The Federal Criminal Court
The Federal Criminal Court is the court of first instance and of appeal for on criminal cases of particular interest to the Swiss Confederation. It also decides on appeals against the Office of the Attorney General or other prosecution and legal assistance authorities, as well as on conflicts of jurisdiction between cantons or the Confederation and the cantons.
Most criminal offences are judged by cantonal courts. The Federal Criminal Court rules on criminal cases of particular interest to the Confederation, including criminal offences committed by or against federal employees, offences involving explosives, counterfeiting, cross-border economic crime, organised crime, corruption and money laundering as well as aviation offences.
The Federal Criminal Court reviews orders issued by federal prosecution authorities and authorities providing international mutual assistance in criminal matters. It also rules on conflicts of jurisdiction between prosecution authorities.
The Federal Criminal Court consists of a Criminal Chamber and a Lower and Higher Appeals Chamber. Criminal Chamber judgments can be subject to appeal before the Higher Appeals Chamber. The latter was only established in 2019. Most of the Lower and Higher Appeals Court judgments can be referred to the Federal Supreme Court.
The Court has 22 tenured and 13 part-time judges. Some 70 employees support them. The Federal Criminal Court’s management bodies are the Administrative Commission and the Plenary Assembly (consisting of all tenured judges).
President: Alberto Fabbri
Criminal Chamber: cases by subject matter in 2021
Proceedings before the Federal Criminal Court may involve to several individuals and be multilingual, making translations necessary. At times special security measures have to be taken for the hearings. The written judgment in major proceedings involving several parties is often well over 100 pages long.

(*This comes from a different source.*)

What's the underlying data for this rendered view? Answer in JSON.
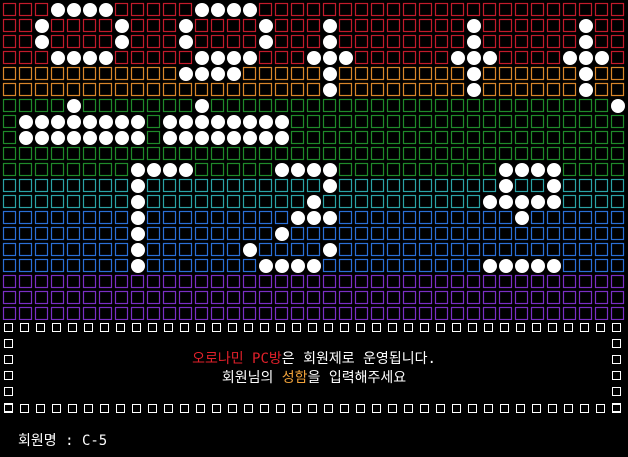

Criminal cases often have an internationaldimension, especially those concerning economic crime and terrorism. The Lower Appeals Chamber can be required to decide whether Switzerland should extradite a person to another state, or if evidence (mostly bank records) should be handed over to another state.